===== AVAILABLE DATA

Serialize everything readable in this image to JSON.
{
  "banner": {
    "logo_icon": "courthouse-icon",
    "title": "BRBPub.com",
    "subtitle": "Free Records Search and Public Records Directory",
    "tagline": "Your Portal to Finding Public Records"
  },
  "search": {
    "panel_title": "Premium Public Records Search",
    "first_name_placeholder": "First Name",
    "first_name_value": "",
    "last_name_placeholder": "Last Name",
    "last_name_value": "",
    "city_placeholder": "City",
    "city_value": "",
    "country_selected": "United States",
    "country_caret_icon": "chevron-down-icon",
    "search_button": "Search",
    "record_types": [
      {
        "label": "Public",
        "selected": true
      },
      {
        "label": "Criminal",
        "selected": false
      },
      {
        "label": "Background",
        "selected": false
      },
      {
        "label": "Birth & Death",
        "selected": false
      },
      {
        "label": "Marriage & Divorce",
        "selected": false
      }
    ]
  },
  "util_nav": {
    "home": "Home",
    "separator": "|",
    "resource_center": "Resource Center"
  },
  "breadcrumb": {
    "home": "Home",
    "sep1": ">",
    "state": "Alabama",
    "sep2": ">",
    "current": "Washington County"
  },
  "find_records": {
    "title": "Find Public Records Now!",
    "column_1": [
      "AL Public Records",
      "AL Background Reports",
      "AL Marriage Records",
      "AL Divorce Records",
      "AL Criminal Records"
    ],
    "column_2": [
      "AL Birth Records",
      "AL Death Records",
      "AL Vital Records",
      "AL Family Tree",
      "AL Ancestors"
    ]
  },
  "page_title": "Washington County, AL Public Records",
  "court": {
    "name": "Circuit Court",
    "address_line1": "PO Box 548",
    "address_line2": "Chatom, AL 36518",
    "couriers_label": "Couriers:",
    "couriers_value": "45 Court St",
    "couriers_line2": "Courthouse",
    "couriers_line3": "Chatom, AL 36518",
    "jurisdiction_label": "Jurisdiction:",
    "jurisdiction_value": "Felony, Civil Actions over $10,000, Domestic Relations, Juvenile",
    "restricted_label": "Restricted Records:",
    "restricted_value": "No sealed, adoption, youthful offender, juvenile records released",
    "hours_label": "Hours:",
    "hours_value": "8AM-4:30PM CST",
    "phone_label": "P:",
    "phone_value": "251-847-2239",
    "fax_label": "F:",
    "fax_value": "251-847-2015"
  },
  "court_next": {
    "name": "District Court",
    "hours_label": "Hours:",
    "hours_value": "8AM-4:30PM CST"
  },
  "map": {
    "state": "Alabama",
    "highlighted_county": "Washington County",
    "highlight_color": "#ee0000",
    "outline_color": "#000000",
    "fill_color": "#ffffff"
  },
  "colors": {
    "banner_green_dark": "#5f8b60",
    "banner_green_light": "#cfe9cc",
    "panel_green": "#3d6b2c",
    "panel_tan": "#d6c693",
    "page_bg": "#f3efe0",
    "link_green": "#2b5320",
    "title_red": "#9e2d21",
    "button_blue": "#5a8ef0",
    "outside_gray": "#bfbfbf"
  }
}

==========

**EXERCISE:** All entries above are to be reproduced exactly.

**SOLUTION:**
Serialize everything readable in this image to JSON.
{
  "banner": {
    "logo_icon": "courthouse-icon",
    "title": "BRBPub.com",
    "subtitle": "Free Records Search and Public Records Directory",
    "tagline": "Your Portal to Finding Public Records"
  },
  "search": {
    "panel_title": "Premium Public Records Search",
    "first_name_placeholder": "First Name",
    "first_name_value": "",
    "last_name_placeholder": "Last Name",
    "last_name_value": "",
    "city_placeholder": "City",
    "city_value": "",
    "country_selected": "United States",
    "country_caret_icon": "chevron-down-icon",
    "search_button": "Search",
    "record_types": [
      {
        "label": "Public",
        "selected": true
      },
      {
        "label": "Criminal",
        "selected": false
      },
      {
        "label": "Background",
        "selected": false
      },
      {
        "label": "Birth & Death",
        "selected": false
      },
      {
        "label": "Marriage & Divorce",
        "selected": false
      }
    ]
  },
  "util_nav": {
    "home": "Home",
    "separator": "|",
    "resource_center": "Resource Center"
  },
  "breadcrumb": {
    "home": "Home",
    "sep1": ">",
    "state": "Alabama",
    "sep2": ">",
    "current": "Washington County"
  },
  "find_records": {
    "title": "Find Public Records Now!",
    "column_1": [
      "AL Public Records",
      "AL Background Reports",
      "AL Marriage Records",
      "AL Divorce Records",
      "AL Criminal Records"
    ],
    "column_2": [
      "AL Birth Records",
      "AL Death Records",
      "AL Vital Records",
      "AL Family Tree",
      "AL Ancestors"
    ]
  },
  "page_title": "Washington County, AL Public Records",
  "court": {
    "name": "Circuit Court",
    "address_line1": "PO Box 548",
    "address_line2": "Chatom, AL 36518",
    "couriers_label": "Couriers:",
    "couriers_value": "45 Court St",
    "couriers_line2": "Courthouse",
    "couriers_line3": "Chatom, AL 36518",
    "jurisdiction_label": "Jurisdiction:",
    "jurisdiction_value": "Felony, Civil Actions over $10,000, Domestic Relations, Juvenile",
    "restricted_label": "Restricted Records:",
    "restricted_value": "No sealed, adoption, youthful offender, juvenile records released",
    "hours_label": "Hours:",
    "hours_value": "8AM-4:30PM CST",
    "phone_label": "P:",
    "phone_value": "251-847-2239",
    "fax_label": "F:",
    "fax_value": "251-847-2015"
  },
  "court_next": {
    "name": "District Court",
    "hours_label": "Hours:",
    "hours_value": "8AM-4:30PM CST"
  },
  "map": {
    "state": "Alabama",
    "highlighted_county": "Washington County",
    "highlight_color": "#ee0000",
    "outline_color": "#000000",
    "fill_color": "#ffffff"
  },
  "colors": {
    "banner_green_dark": "#5f8b60",
    "banner_green_light": "#cfe9cc",
    "panel_green": "#3d6b2c",
    "panel_tan": "#d6c693",
    "page_bg": "#f3efe0",
    "link_green": "#2b5320",
    "title_red": "#9e2d21",
    "button_blue": "#5a8ef0",
    "outside_gray": "#bfbfbf"
  }
}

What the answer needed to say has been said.